We left home early one cold morning and headed across Denver, trying to beat the worst of the freeway traffic. We'd been told that Winter Park, a famous ski area, was worth seeing, so we made that the farthest point in our day, hoping to see some interesting little towns on the way. There isn't much snow in the foothills directly above Denver, but up high at the 10,000-12,000 foot elevations we found all we could wish for. The ski area was jam-packed with happy skiers, and was very beautiful.
Here's a sign I have not seen before — Moose Crossing! We were not so lucky to see the real thing, however.
Several little old mining towns in the foothills proved very picturesque. This one, Empire, boasts of the "Original Hard Rock Cafe´". It said so on our map, too, so we believed it. We did not go inside, since we'd just eaten breakfast at a McDonalds. If we'd only known! Driving through parts of the Rockies, I now understand the term "hard rock"! I used to think it had something to do with rock music. Not so!
In the town of Idaho Springs we found a completely frozen waterfall and an old wheel with a sign that said, "Charlie Tayler used this waterwheel to power a stamp mill at his gold mining operations on Ute Creek. Tayler, who attributed his good health to the fact that he never kissed women or took baths, built the waterwheel in 1893. It was moved to its present site in 1946, a gift to the people of Idaho Springs by his estate." We had to hike a trail under the highway to see this amazing sight up close.
This huge building was another intriguing sight in Idaho Springs. "In 1893 construction of the Argo Tunnel began. It would be 17 years before it would reach Central City, over 4.5 miles away. The tunnel would provide water drainage, ventilation and economical transportation of the gold bearing ore from the many mines it would intersect along the way. The Argo Mill was constructed to process the gold bearing ore from these mines. When completed, the Argo would be the largest mill of its type in the world. The mill processed over 100 million dollars of gold ore at the old time prices of $18 to $35 per ounce and stands today as a memorial to the hard rock miners of the day when gold was king!"
Our main destination for the day was the quaint Victorian village of Georgetown, begun in 1859 as a mining town. The first thing we saw was this large, completely frozen lake, with cars driving around on it! Up close we read a sign saying that permits were necessary to drive on the lake, and there were orange cones set up on the ice, maybe to mark the safest spots. I don't think I'd want to try it anyway!
There are many very old buildings in Georgetown. This was the original school, built in 1874. It looked as though it was still in use.
As we shopped for birthday gifts for our daughter, we asked the sales clerk if she would recommend a good place to eat lunch. She sent us to this restaurant where we did find wonderful food and a good atmosphere. We were amused by the sign!

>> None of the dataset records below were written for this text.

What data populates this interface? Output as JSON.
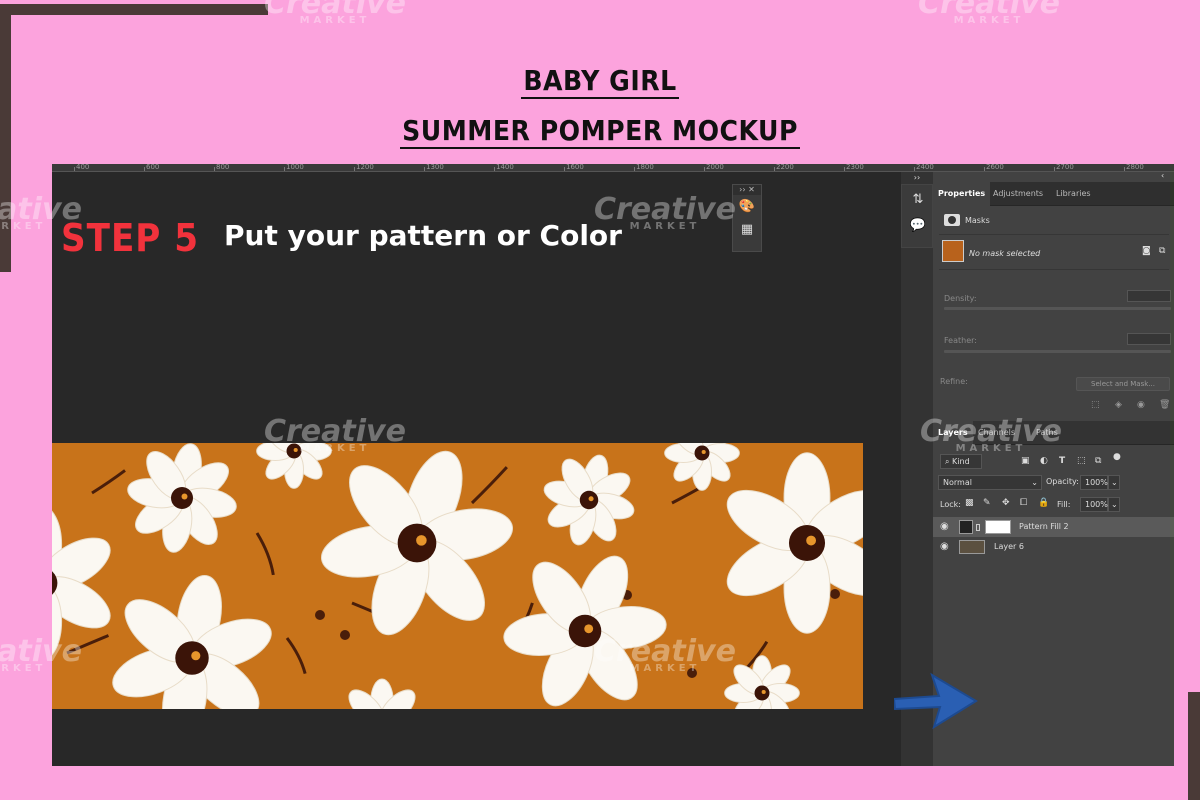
{
  "header": {
    "line1": "BABY GIRL",
    "line2": "SUMMER POMPER MOCKUP"
  },
  "step": {
    "label": "STEP 5",
    "instruction": "Put your pattern or Color"
  },
  "ruler": {
    "ticks": [
      "400",
      "600",
      "800",
      "1000",
      "1200",
      "1300",
      "1400",
      "1600",
      "1800",
      "2000",
      "2200",
      "2300",
      "2400",
      "2600",
      "2700",
      "2800"
    ]
  },
  "properties_panel": {
    "tabs": [
      "Properties",
      "Adjustments",
      "Libraries"
    ],
    "masks_label": "Masks",
    "no_mask": "No mask selected",
    "density_label": "Density:",
    "feather_label": "Feather:",
    "refine_label": "Refine:",
    "select_mask_button": "Select and Mask..."
  },
  "layers_panel": {
    "tabs": [
      "Layers",
      "Channels",
      "Paths"
    ],
    "kind_filter": "Kind",
    "blend_mode": "Normal",
    "opacity_label": "Opacity:",
    "opacity_value": "100%",
    "lock_label": "Lock:",
    "fill_label": "Fill:",
    "fill_value": "100%",
    "layers": [
      {
        "name": "Pattern Fill 2",
        "selected": true
      },
      {
        "name": "Layer 6",
        "selected": false
      }
    ]
  },
  "watermark": {
    "word": "Creative",
    "sub": "MARKET"
  },
  "colors": {
    "background": "#fca3dd",
    "pattern_base": "#c8731a",
    "step_red": "#f2323c",
    "arrow_blue": "#2a5fb3"
  }
}
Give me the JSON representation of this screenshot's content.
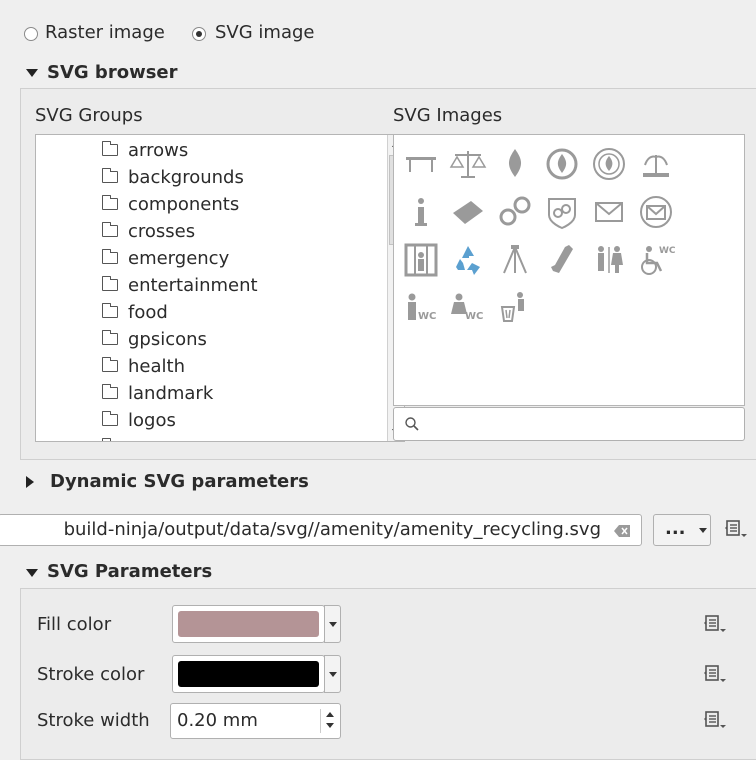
{
  "source_type": {
    "raster_label": "Raster image",
    "svg_label": "SVG image",
    "selected": "svg"
  },
  "svg_browser": {
    "title": "SVG browser",
    "groups_title": "SVG Groups",
    "images_title": "SVG Images",
    "groups": [
      "arrows",
      "backgrounds",
      "components",
      "crosses",
      "emergency",
      "entertainment",
      "food",
      "gpsicons",
      "health",
      "landmark",
      "logos",
      "money"
    ],
    "image_icons": [
      "table-icon",
      "scales-icon",
      "fire-icon",
      "fire-station-icon",
      "firefighter-badge-icon",
      "fountain-icon",
      "info-icon",
      "library-book-icon",
      "handcuffs-icon",
      "police-badge-icon",
      "post-box-icon",
      "post-office-icon",
      "prison-icon",
      "recycling-icon",
      "shelter-icon",
      "telephone-icon",
      "toilets-icon",
      "wheelchair-wc-icon",
      "male-wc-icon",
      "female-wc-icon",
      "waste-basket-icon"
    ],
    "search_placeholder": ""
  },
  "dynamic_params": {
    "title": "Dynamic SVG parameters"
  },
  "file_path": {
    "value": "build-ninja/output/data/svg//amenity/amenity_recycling.svg",
    "browse_label": "..."
  },
  "svg_params": {
    "title": "SVG Parameters",
    "fill_label": "Fill color",
    "fill_color": "#b49496",
    "stroke_label": "Stroke color",
    "stroke_color": "#000000",
    "stroke_width_label": "Stroke width",
    "stroke_width_value": "0.20 mm"
  }
}
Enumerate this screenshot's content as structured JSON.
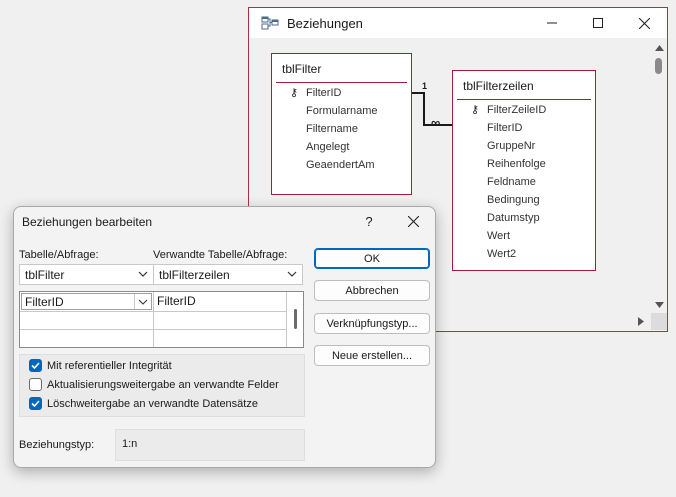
{
  "relationships_window": {
    "title": "Beziehungen",
    "table_left": {
      "name": "tblFilter",
      "fields": [
        "FilterID",
        "Formularname",
        "Filtername",
        "Angelegt",
        "GeaendertAm"
      ],
      "key_field": "FilterID"
    },
    "table_right": {
      "name": "tblFilterzeilen",
      "fields": [
        "FilterZeileID",
        "FilterID",
        "GruppeNr",
        "Reihenfolge",
        "Feldname",
        "Bedingung",
        "Datumstyp",
        "Wert",
        "Wert2"
      ],
      "key_field": "FilterZeileID"
    },
    "join": {
      "one": "1",
      "many": "∞"
    }
  },
  "dialog": {
    "title": "Beziehungen bearbeiten",
    "help": "?",
    "table_label": "Tabelle/Abfrage:",
    "related_label": "Verwandte Tabelle/Abfrage:",
    "table_value": "tblFilter",
    "related_value": "tblFilterzeilen",
    "grid_rows": [
      {
        "left": "FilterID",
        "right": "FilterID"
      },
      {
        "left": "",
        "right": ""
      },
      {
        "left": "",
        "right": ""
      }
    ],
    "buttons": {
      "ok": "OK",
      "cancel": "Abbrechen",
      "join_type": "Verknüpfungstyp...",
      "create_new": "Neue erstellen..."
    },
    "checkboxes": [
      {
        "label": "Mit referentieller Integrität",
        "checked": true
      },
      {
        "label": "Aktualisierungsweitergabe an verwandte Felder",
        "checked": false
      },
      {
        "label": "Löschweitergabe an verwandte Datensätze",
        "checked": true
      }
    ],
    "relationship_type_label": "Beziehungstyp:",
    "relationship_type_value": "1:n"
  },
  "colors": {
    "accent": "#0067c0",
    "table_border": "#a31f34"
  }
}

Many of the very old storefronts in the town have been carefully restored and kept up, but this one seemed to be deliberately left to rack and ruin on the outside, but was a lovely souvenir shop on the inside. I loved the ghost town effect! I've found, in our travels, that the towns I seem to like the best resemble this one, all old mining towns. Among my favorites are Deadwood and Lead in South Dakota, Silver City New Mexico, Wallace Idaho and Phillipsburg in Montana. Now I can add Georgetown, Colorado to the list! May we find and explore many more!